Thank Heavens for the Nationwide Series

Joey "Sliced Bread" Logano struggled in his Sprint Cup Series debut in 2008, finishing 32nd, 39th, and 40th in three starts. He has struggled equally in 2009, with an average finish of 30.7 and finishes of 30th-or-worse in five of seven races. Let the puns begin.

Fortunately for Bread, the stars aligned to give him the Nationwide Series. Or, rather, the economy cratered and NASCAR postponed its decision to make the Car of Tomorrow the car of choice for the Nationwide Series.

Can Logano drive? Clearly, the answer is yes. He outduelled Kyle Busch on Saturday to win his second career Nationwide race. But it’s equally clear that he is having a fairly disastrous introduction to Sprint Cup racing.

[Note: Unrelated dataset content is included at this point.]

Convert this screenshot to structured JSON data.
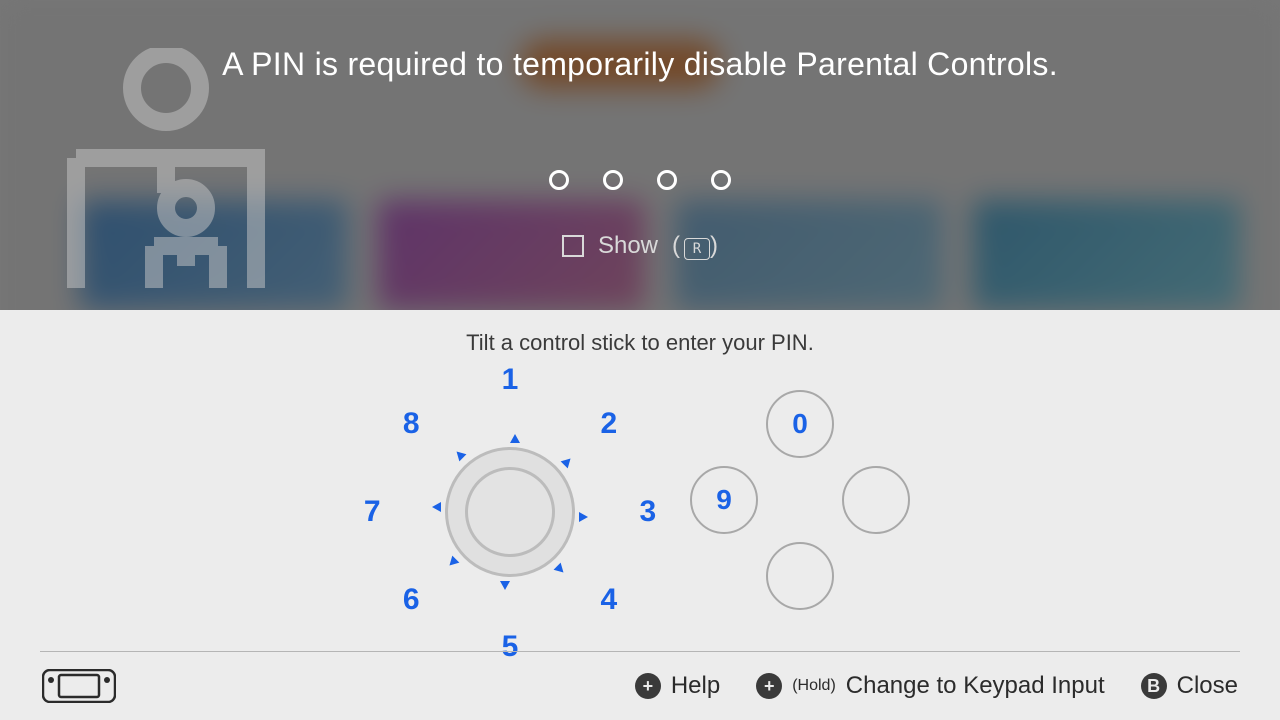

Logano’s career arc was unexpectedly accelerated by Tony Stewart’s decision to leave Joe Gibbs Racing; his "inevitable" rise to the top was further clouded by NASCAR’s decision to ban testing in 2009, depriving the 18-year-old of valuable seat time in the tricky Car of Tomorrow. And he’s hardly the first driver to struggle with the CoT (paging Jeff Gordon, come in, Mr., Gordon).

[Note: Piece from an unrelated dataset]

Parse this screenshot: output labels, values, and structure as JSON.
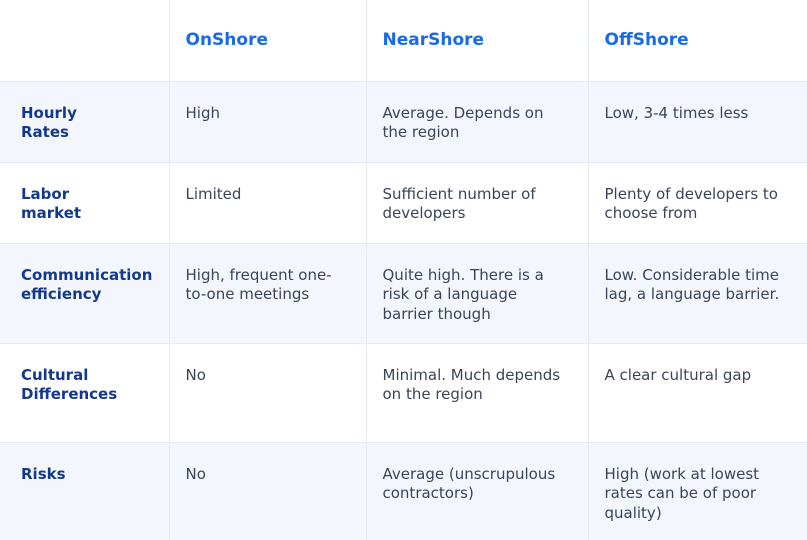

Still and all, throughout, JGR has repeatedly asserted that Logano would be given the necessary time to acclimate to Sprint Cup in general and the balky CoT. Justifiable or not, Logano’s underperformance has given life to rumors that Gibbs might be looking to replace him in the No. 20 (denied, of course). 

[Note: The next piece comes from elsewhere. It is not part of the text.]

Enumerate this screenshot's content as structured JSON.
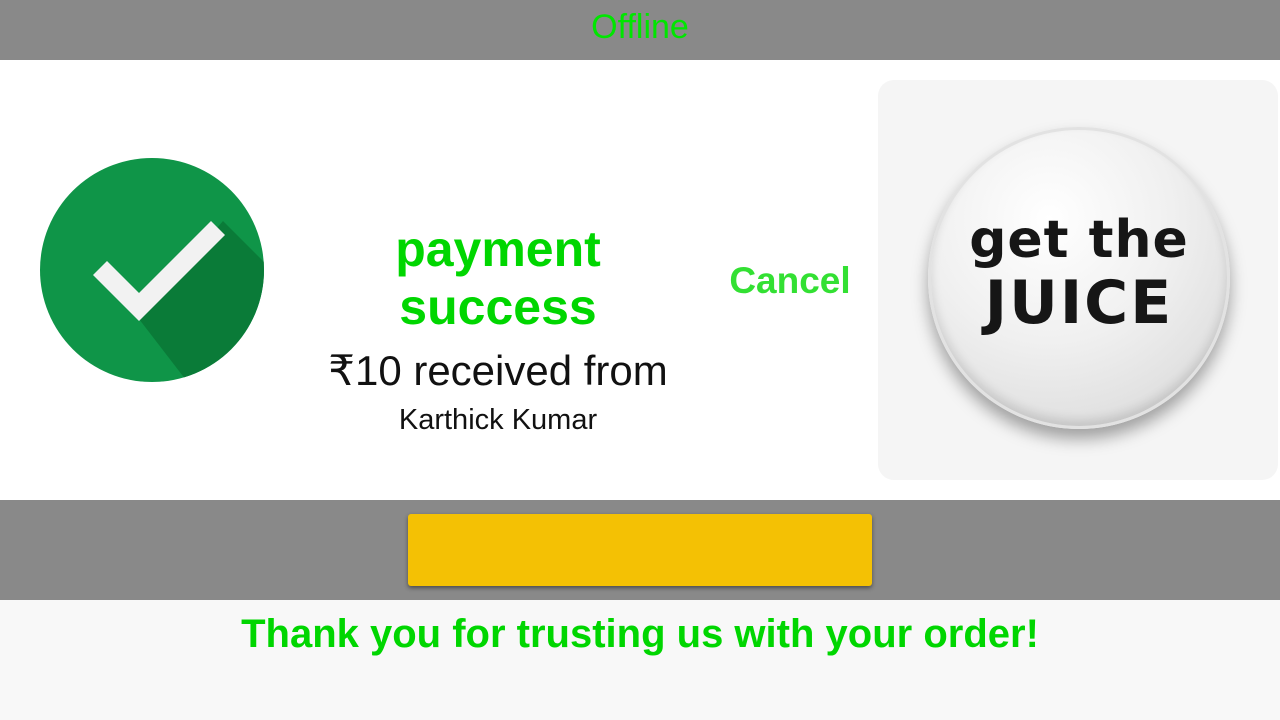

But while Nationwide wins are gratifying, provide a boost of confidence for him, and evidence to team and sponsors that the high-stakes gamble to give him Stewart’s seat will eventually pay off, Sliced Bread needs to step up his game before too long … or he becomes Burnt Toast.